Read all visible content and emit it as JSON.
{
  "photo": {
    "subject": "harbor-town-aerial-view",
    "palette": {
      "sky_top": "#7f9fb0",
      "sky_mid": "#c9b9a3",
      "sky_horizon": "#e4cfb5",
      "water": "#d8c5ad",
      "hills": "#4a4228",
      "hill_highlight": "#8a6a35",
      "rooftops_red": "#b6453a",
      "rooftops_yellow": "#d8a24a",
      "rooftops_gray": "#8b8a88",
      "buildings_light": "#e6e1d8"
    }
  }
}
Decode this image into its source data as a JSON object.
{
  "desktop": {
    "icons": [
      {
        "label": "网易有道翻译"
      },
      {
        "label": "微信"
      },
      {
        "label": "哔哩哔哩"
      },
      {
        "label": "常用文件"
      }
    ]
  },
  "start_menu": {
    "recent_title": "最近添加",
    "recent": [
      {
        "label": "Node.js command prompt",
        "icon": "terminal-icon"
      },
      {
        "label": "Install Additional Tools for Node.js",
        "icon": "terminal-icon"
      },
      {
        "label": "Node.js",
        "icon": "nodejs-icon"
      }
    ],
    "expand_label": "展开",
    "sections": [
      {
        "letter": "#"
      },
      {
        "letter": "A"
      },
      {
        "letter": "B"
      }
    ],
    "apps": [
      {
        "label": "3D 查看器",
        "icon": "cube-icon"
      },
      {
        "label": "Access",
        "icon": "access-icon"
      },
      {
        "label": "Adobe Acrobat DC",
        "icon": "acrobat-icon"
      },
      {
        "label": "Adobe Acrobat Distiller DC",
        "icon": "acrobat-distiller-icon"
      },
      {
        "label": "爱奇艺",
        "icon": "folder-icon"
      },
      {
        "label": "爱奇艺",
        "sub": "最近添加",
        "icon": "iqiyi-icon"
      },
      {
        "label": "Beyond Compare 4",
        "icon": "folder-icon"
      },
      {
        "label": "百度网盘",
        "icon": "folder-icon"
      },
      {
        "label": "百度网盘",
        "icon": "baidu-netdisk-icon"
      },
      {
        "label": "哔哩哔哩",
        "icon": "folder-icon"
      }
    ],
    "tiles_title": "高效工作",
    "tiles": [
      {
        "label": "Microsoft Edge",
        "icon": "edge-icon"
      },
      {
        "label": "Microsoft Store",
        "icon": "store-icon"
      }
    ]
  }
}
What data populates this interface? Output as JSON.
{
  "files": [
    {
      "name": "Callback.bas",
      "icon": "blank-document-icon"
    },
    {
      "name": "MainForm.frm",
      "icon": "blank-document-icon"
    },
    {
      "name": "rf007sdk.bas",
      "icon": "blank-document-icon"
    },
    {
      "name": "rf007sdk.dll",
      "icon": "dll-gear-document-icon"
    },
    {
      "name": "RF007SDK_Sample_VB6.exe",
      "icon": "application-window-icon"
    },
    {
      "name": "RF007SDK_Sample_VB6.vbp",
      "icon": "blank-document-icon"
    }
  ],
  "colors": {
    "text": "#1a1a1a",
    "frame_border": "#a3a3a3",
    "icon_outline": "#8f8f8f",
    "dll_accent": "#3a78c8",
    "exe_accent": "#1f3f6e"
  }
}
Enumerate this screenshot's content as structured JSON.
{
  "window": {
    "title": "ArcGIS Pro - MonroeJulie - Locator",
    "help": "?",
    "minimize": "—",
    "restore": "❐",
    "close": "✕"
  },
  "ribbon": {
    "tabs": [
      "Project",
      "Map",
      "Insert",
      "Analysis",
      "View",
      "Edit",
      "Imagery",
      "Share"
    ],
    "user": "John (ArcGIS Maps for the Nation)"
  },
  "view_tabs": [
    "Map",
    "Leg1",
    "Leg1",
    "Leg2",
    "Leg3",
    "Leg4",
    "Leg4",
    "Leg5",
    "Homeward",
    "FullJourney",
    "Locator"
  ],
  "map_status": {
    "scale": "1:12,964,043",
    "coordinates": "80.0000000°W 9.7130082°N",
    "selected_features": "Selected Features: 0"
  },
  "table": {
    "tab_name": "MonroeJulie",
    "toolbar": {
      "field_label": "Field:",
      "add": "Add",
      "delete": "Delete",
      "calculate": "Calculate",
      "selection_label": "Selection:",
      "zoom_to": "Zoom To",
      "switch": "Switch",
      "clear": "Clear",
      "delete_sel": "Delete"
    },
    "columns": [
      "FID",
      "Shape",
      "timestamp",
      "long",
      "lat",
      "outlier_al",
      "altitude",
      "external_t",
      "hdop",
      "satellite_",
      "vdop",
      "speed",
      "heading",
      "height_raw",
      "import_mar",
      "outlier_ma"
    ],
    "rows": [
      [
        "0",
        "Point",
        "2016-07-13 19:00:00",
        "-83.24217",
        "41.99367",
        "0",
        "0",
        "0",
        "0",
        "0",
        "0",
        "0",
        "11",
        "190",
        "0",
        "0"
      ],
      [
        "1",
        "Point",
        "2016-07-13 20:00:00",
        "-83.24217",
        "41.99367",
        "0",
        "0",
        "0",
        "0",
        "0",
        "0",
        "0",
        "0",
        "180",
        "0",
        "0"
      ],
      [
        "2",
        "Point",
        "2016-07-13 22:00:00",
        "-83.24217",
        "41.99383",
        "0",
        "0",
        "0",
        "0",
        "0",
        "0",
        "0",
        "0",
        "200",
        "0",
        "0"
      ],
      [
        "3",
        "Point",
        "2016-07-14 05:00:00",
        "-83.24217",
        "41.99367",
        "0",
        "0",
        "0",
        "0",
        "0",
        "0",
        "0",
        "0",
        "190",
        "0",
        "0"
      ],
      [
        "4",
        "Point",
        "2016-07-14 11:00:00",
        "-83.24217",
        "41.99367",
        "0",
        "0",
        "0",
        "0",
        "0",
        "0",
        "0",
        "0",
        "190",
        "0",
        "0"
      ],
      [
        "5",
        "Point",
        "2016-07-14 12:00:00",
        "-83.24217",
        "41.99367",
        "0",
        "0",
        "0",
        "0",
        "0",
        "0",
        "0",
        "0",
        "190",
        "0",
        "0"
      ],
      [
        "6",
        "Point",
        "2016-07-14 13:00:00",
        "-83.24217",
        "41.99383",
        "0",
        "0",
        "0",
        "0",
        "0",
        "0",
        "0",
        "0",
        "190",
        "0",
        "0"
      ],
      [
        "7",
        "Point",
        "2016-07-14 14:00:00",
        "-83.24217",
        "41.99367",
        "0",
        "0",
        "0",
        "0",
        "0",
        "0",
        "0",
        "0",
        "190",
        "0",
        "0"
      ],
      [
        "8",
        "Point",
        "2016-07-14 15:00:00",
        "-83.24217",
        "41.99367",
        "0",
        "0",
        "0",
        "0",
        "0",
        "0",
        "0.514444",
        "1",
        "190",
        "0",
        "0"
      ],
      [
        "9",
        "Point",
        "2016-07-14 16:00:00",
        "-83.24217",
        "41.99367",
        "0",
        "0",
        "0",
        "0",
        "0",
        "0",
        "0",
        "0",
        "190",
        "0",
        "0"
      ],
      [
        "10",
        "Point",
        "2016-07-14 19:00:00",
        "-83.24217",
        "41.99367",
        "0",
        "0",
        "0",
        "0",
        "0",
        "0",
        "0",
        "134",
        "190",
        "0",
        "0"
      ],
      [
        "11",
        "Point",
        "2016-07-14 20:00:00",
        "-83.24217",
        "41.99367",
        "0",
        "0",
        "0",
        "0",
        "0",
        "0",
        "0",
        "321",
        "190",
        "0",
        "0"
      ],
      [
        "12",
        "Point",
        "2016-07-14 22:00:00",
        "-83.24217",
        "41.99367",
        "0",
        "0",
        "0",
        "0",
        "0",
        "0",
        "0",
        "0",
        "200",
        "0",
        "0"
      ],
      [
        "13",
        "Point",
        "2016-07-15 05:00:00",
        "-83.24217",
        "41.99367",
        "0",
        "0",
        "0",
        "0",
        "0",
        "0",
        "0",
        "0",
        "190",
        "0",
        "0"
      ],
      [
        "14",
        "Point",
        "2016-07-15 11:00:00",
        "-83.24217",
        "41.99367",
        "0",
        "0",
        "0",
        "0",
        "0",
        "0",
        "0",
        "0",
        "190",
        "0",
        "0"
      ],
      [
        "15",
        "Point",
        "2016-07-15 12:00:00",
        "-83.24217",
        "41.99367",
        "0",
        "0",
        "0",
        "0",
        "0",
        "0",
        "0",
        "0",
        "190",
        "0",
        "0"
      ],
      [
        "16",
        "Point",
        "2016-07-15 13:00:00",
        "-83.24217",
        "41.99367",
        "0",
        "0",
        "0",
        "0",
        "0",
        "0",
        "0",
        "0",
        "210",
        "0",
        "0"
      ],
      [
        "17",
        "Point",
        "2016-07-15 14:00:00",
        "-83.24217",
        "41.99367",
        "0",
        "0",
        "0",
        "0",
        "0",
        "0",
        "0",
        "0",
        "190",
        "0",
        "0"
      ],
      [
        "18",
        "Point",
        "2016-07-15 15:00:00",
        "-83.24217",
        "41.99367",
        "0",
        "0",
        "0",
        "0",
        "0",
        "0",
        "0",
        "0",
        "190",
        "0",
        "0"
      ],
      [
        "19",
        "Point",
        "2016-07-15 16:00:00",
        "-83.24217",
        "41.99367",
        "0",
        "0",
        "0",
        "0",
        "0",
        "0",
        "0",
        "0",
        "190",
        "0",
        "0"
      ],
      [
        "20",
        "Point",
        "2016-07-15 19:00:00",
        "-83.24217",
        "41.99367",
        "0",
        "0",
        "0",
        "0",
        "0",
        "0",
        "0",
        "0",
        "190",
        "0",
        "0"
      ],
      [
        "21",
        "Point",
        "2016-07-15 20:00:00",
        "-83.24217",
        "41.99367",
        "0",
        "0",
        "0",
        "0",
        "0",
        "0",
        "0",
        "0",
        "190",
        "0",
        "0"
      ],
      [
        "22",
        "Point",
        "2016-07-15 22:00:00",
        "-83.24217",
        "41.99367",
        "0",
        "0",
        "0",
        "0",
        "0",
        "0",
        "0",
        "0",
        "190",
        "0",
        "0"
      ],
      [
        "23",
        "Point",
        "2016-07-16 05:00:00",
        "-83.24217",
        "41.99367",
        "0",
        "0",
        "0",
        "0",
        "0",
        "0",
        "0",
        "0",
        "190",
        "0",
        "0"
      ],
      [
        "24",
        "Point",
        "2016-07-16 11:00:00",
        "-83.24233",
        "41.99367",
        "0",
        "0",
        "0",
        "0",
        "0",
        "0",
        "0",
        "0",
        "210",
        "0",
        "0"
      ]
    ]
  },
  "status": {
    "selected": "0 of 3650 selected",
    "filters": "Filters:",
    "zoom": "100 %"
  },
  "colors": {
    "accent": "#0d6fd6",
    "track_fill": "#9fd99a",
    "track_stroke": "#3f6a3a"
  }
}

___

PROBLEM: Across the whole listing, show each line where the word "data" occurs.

TASK RESPONSE:
Decode this image into its source data as a JSON object.
What data populates this interface? Output as JSON.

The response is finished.